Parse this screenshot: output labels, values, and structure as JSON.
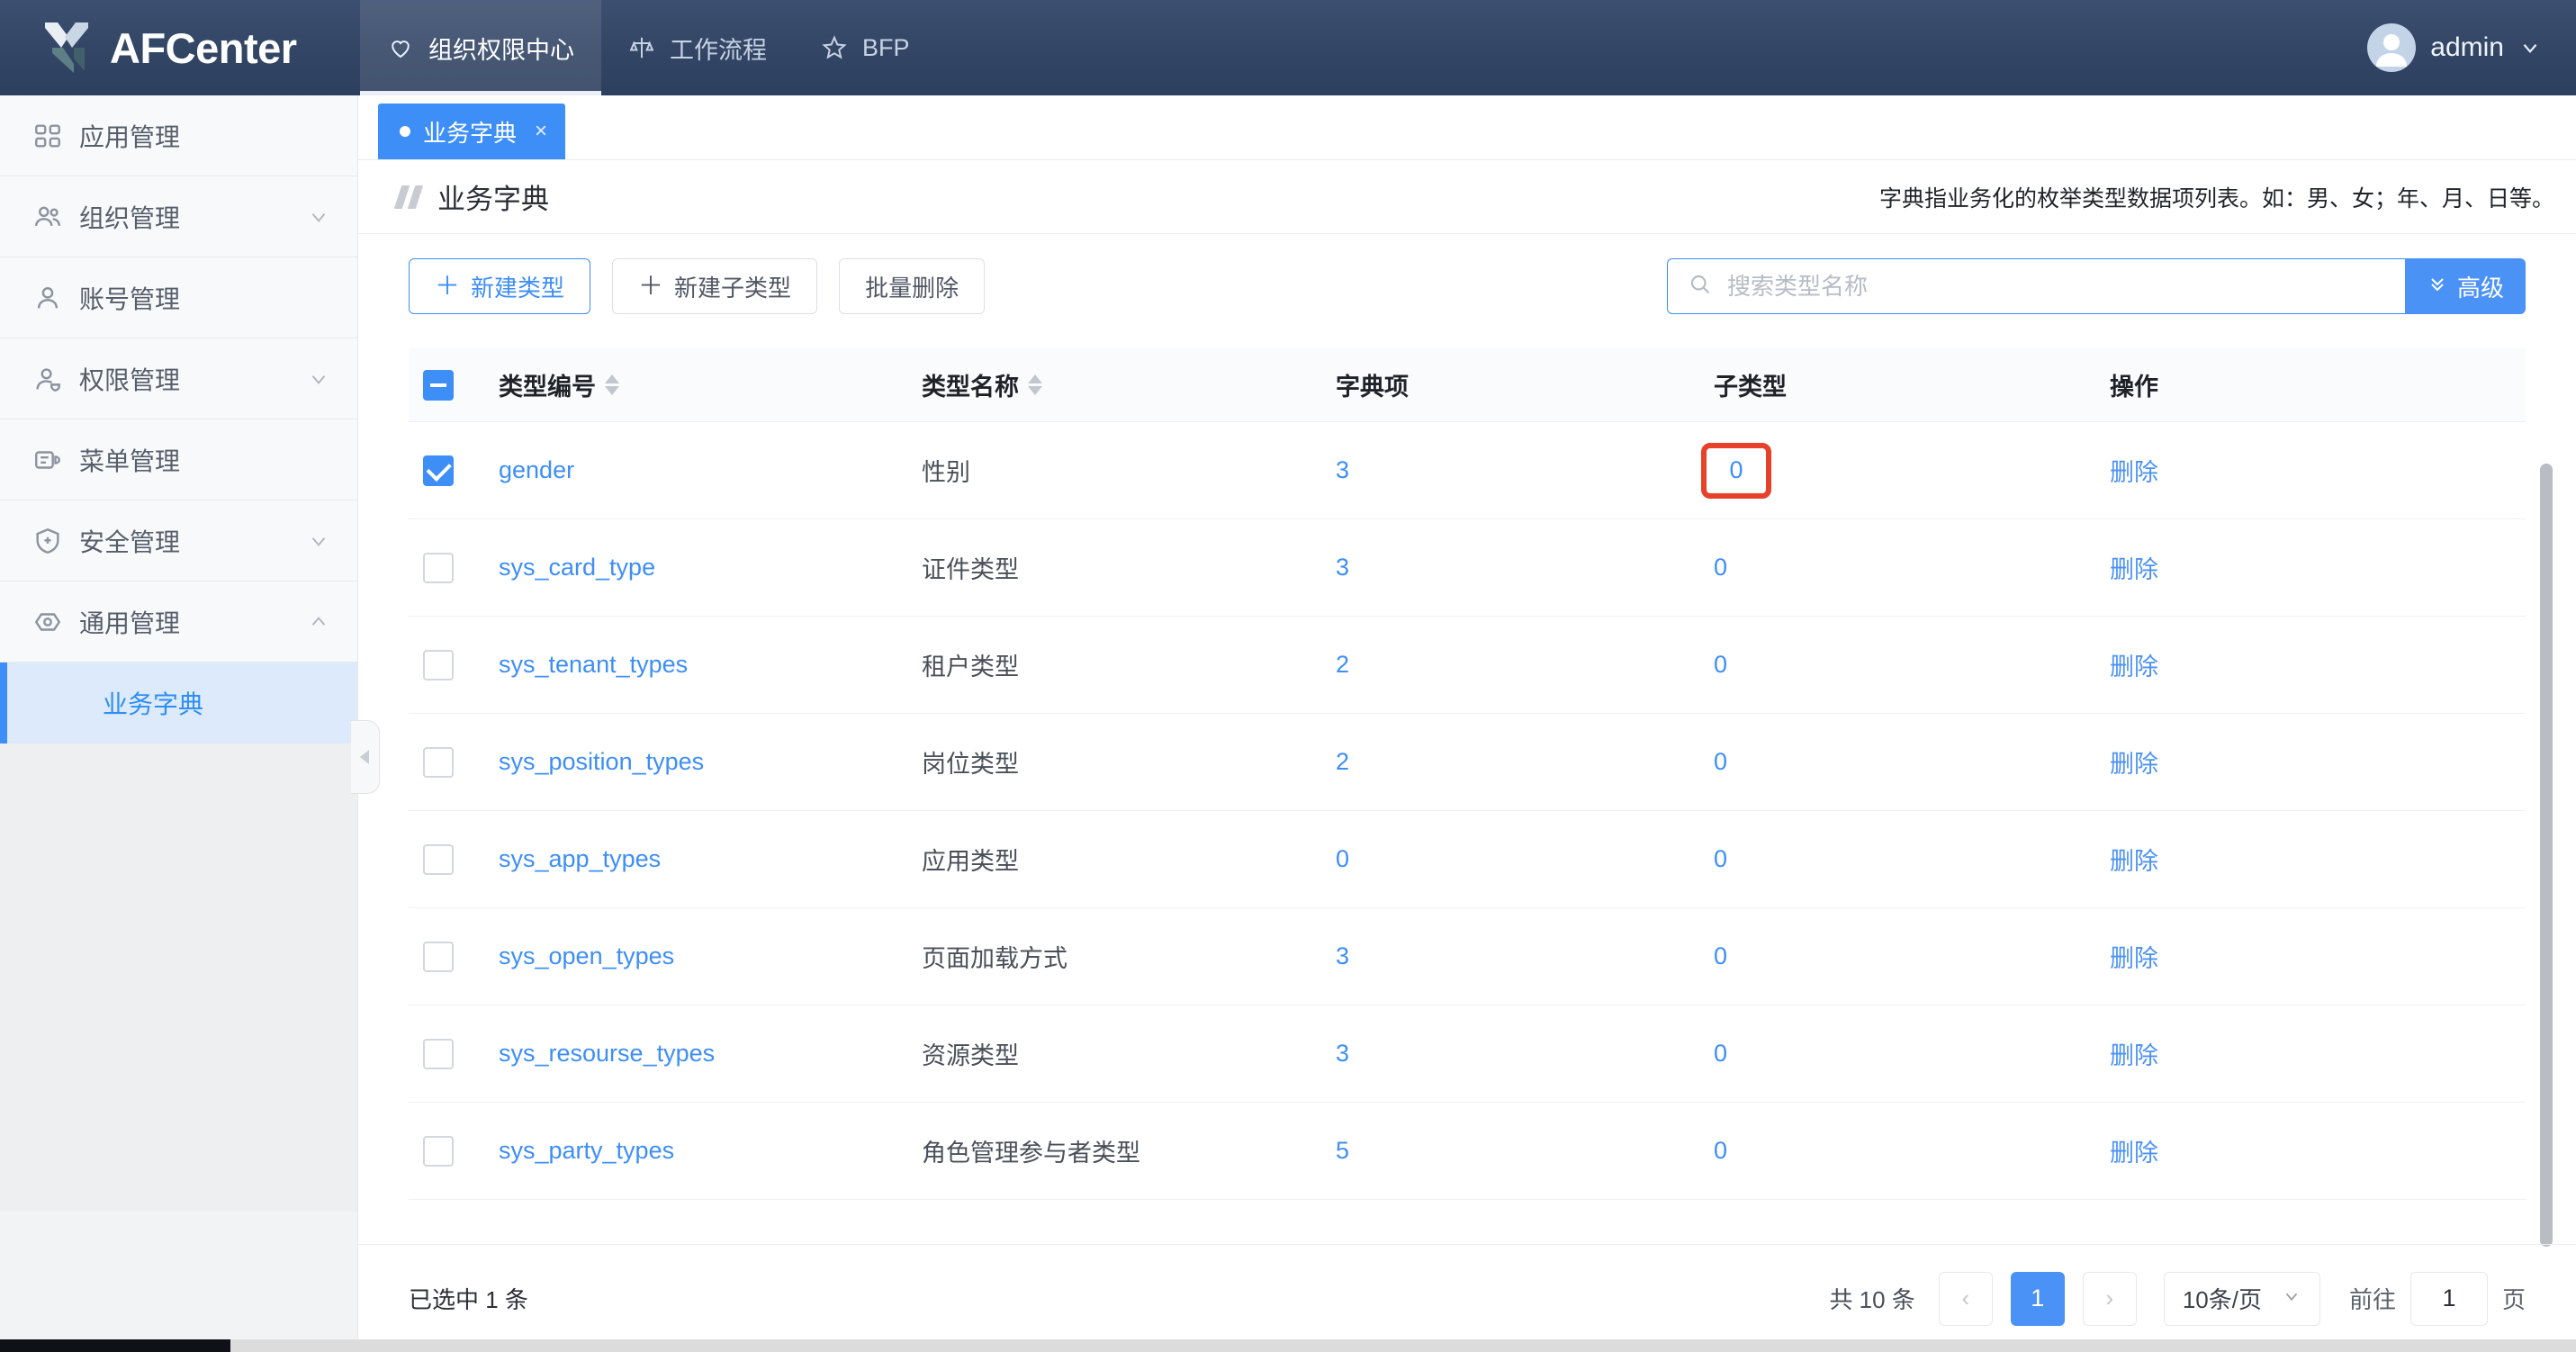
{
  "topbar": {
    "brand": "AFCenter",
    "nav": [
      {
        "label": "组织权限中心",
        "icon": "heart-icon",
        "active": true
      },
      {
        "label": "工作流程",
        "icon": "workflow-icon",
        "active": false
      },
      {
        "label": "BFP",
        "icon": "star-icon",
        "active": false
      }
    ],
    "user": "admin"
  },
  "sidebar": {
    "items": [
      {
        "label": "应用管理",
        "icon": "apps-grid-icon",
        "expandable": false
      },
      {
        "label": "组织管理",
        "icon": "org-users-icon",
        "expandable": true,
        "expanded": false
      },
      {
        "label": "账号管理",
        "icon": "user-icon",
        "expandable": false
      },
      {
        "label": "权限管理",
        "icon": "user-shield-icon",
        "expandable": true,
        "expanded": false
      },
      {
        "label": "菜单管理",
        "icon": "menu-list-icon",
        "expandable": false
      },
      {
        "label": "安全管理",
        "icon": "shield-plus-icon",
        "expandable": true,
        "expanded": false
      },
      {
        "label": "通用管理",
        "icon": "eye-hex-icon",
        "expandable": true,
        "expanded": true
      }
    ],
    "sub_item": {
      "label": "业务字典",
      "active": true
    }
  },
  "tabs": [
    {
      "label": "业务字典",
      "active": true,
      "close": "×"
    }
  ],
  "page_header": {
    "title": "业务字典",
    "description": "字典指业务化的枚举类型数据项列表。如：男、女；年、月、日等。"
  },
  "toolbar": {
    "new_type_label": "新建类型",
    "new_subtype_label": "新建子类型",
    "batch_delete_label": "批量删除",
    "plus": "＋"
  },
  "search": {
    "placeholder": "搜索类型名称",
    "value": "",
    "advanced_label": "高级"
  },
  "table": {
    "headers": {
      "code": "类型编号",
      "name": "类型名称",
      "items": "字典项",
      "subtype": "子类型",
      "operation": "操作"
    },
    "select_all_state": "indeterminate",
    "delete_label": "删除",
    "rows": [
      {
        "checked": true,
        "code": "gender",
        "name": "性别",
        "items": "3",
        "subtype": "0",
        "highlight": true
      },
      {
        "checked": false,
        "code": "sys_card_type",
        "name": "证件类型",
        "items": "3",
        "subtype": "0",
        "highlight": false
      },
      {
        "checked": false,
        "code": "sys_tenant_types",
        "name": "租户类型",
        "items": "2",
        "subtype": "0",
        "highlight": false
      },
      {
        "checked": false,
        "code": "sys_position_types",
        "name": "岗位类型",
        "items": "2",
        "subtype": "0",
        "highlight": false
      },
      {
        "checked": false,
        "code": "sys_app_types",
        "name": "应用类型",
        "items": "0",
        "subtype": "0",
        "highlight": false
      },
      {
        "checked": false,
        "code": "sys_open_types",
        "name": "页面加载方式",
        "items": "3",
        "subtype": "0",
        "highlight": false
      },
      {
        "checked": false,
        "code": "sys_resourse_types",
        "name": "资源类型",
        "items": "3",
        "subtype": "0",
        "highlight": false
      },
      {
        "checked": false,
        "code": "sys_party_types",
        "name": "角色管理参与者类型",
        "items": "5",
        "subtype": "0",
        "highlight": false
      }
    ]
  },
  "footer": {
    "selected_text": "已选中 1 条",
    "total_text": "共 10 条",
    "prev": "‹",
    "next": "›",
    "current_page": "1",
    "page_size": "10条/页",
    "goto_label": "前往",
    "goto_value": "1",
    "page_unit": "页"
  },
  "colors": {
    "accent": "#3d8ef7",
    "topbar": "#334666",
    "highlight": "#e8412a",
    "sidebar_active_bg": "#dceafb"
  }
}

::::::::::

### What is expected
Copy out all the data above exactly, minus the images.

### Output for this exercise
Parse this screenshot: output labels, values, and structure as JSON.
{
  "topbar": {
    "brand": "AFCenter",
    "nav": [
      {
        "label": "组织权限中心",
        "icon": "heart-icon",
        "active": true
      },
      {
        "label": "工作流程",
        "icon": "workflow-icon",
        "active": false
      },
      {
        "label": "BFP",
        "icon": "star-icon",
        "active": false
      }
    ],
    "user": "admin"
  },
  "sidebar": {
    "items": [
      {
        "label": "应用管理",
        "icon": "apps-grid-icon",
        "expandable": false
      },
      {
        "label": "组织管理",
        "icon": "org-users-icon",
        "expandable": true,
        "expanded": false
      },
      {
        "label": "账号管理",
        "icon": "user-icon",
        "expandable": false
      },
      {
        "label": "权限管理",
        "icon": "user-shield-icon",
        "expandable": true,
        "expanded": false
      },
      {
        "label": "菜单管理",
        "icon": "menu-list-icon",
        "expandable": false
      },
      {
        "label": "安全管理",
        "icon": "shield-plus-icon",
        "expandable": true,
        "expanded": false
      },
      {
        "label": "通用管理",
        "icon": "eye-hex-icon",
        "expandable": true,
        "expanded": true
      }
    ],
    "sub_item": {
      "label": "业务字典",
      "active": true
    }
  },
  "tabs": [
    {
      "label": "业务字典",
      "active": true,
      "close": "×"
    }
  ],
  "page_header": {
    "title": "业务字典",
    "description": "字典指业务化的枚举类型数据项列表。如：男、女；年、月、日等。"
  },
  "toolbar": {
    "new_type_label": "新建类型",
    "new_subtype_label": "新建子类型",
    "batch_delete_label": "批量删除",
    "plus": "＋"
  },
  "search": {
    "placeholder": "搜索类型名称",
    "value": "",
    "advanced_label": "高级"
  },
  "table": {
    "headers": {
      "code": "类型编号",
      "name": "类型名称",
      "items": "字典项",
      "subtype": "子类型",
      "operation": "操作"
    },
    "select_all_state": "indeterminate",
    "delete_label": "删除",
    "rows": [
      {
        "checked": true,
        "code": "gender",
        "name": "性别",
        "items": "3",
        "subtype": "0",
        "highlight": true
      },
      {
        "checked": false,
        "code": "sys_card_type",
        "name": "证件类型",
        "items": "3",
        "subtype": "0",
        "highlight": false
      },
      {
        "checked": false,
        "code": "sys_tenant_types",
        "name": "租户类型",
        "items": "2",
        "subtype": "0",
        "highlight": false
      },
      {
        "checked": false,
        "code": "sys_position_types",
        "name": "岗位类型",
        "items": "2",
        "subtype": "0",
        "highlight": false
      },
      {
        "checked": false,
        "code": "sys_app_types",
        "name": "应用类型",
        "items": "0",
        "subtype": "0",
        "highlight": false
      },
      {
        "checked": false,
        "code": "sys_open_types",
        "name": "页面加载方式",
        "items": "3",
        "subtype": "0",
        "highlight": false
      },
      {
        "checked": false,
        "code": "sys_resourse_types",
        "name": "资源类型",
        "items": "3",
        "subtype": "0",
        "highlight": false
      },
      {
        "checked": false,
        "code": "sys_party_types",
        "name": "角色管理参与者类型",
        "items": "5",
        "subtype": "0",
        "highlight": false
      }
    ]
  },
  "footer": {
    "selected_text": "已选中 1 条",
    "total_text": "共 10 条",
    "prev": "‹",
    "next": "›",
    "current_page": "1",
    "page_size": "10条/页",
    "goto_label": "前往",
    "goto_value": "1",
    "page_unit": "页"
  },
  "colors": {
    "accent": "#3d8ef7",
    "topbar": "#334666",
    "highlight": "#e8412a",
    "sidebar_active_bg": "#dceafb"
  }
}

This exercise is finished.